DeAngelis Legal’s pandemic planning for businesses is a list of topics you should address in light of the COVID-19 outbreak. For individual topics see Pandemic Planning for Individuals.
CARES Act for Businesses.
The CARES Act has significant financial benefits for businesses, including employee retention credits, payroll tax deferral, pension funding deferral and income tax relief. A little gem for employees is also included for those employers with an educational assistance program. The CARES Act expands the definition to include employer payments of student loan debt for 2020. Therefore, employers may make payments to an employee’s student loan debt of up to $5,250 that an employee may exclude from income. For more information on how the CARES Act impacts businesses see CARES Act for Businesses.
Businesses should review force majeure clauses in contracts with customers, vendors and master contractors. These provisions relieve the parties from performing their contractual obligations because of unforeseeable events out of their control such as acts of nature, war, terrorism and condemnation. Generally, the provisions are construed narrowly to include only the items listed and economic hardship is not enough to qualify. In the current pandemic, whether a party is released will depend on whether disease, epidemic or pandemic is listed in the clause, whether the company is an essential business and whether the company could have done something to mitigate the impact of the pandemic. Please call us if you want more information on whether your particular force majeure provision will be interpreted for, or against, your business interests.
LLC Operating Agreements.
Arizona’s new LLC Act became effective September 1, 2019 and certain provisions of the Act require a review and potentially requires amendments to current operating agreements on or before September 1, 2020. Limited liability companies should review their current operating agreements and discuss whether to modify certain provisions of the new law, such as the information rights and process for obtaining information, transferee rights, causes of dissolution, derivative action rights and the fiduciary duties of loyalty and care. For more on Arizona’s new LLC Act see Arizona’s New LLC Act.

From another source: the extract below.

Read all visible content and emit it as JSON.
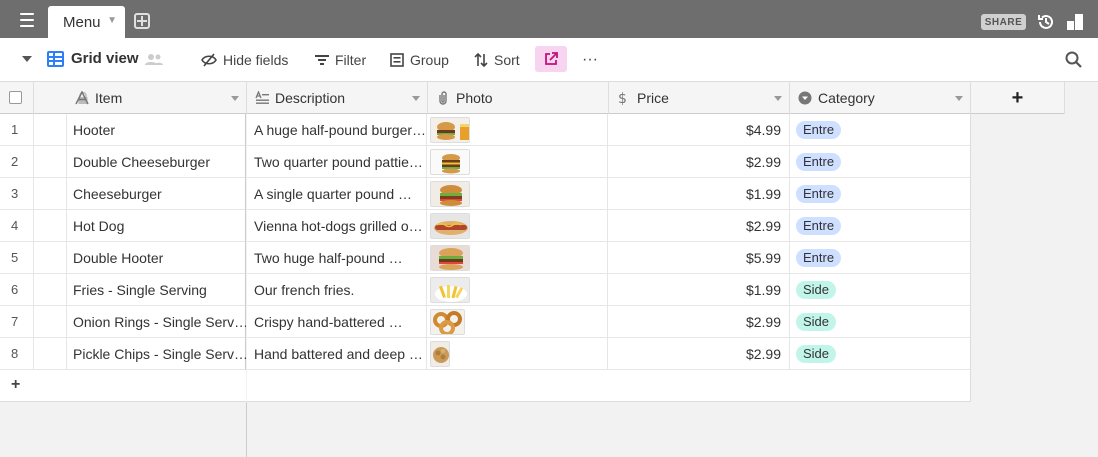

Business Continuity Plans.
A business continuity plan can be a valuable resource to maintain the continued viability of your business. Unfortunately, the plans of some closely held business are largely a set of informal arrangements or word of mouth policies. Take the time to identify the key pieces of your business – key people, equipment, locations, identify the foreseeable risks and outline potential solutions for addressing the loss of the key component.
Employee Manuals and Handbooks.
Employee manuals and handbooks are the first resource for decision makers as it will generally govern how paid time off is applied and what steps need to occur before a person is let go. An employee will be entitled to unemployment benefits regardless of whether the employee is fired, furloughed or laid off. The semantics of the separation are dictated by the benefits offered by the business and whether the employee is eligible for re-hire. Most benefits will terminate upon separation, therefore Companies desiring to offer benefits beyond the separation date should determine whether that benefit is available before offering it to the employee. Regardless of the circumstances, we recommend that the reason for the separation of service be acknowledged by the employee.
Business Interruption Coverage.
Business interruption coverage allows a business to recover losses if the business suffers physical damage or loss that prevents it from operating its business. Because there has not been a physical event causing the loss and the interruption is caused by a communicable disease, the current COVID-19 pandemic will not qualify unless the policy also covers a loss caused by a civil authority closing down or preventing business operations. Restaurants and hospitality businesses will want to review their coverage closely and make timely claims where appropriate.
Review temporary funding alternatives such as credit lines, leases and capital infusions. In some circumstances, lenders and landlords may grant deferrals or waivers. Cash during economic downturns is sometimes the difference maker between businesses that survive and those that don’t. Therefore, every alternative should be explored. Sources of these facilities can include owners, employees, investors and banks. A good business practice is to test credit lines granted by banks and third parties by occasionally requesting a payment before you need it. For owners, we recommend any money going in be evidenced by a promissory note and security interest in property, if possible.
Adapt or Fall Behind.
The business reality is going to eat away at any business that fails to adapt to our new environment. Business locations may need to be remodeled to provide greater safety to employees. Expect new workplace rules and regulations and prepare to incorporate such rules into operations. Review cleaning and disinfecting procedures. New business opportunities may arise and old revenue sources may dry up. Each industry is different, but the key is modify your procedures so you continue to attract good people and grow. For resources, owners and those in charge of operations should be regularly reviewing the Center for Disease Control’s website for businesses and Employers at CDC Resources for Businesses and Employers.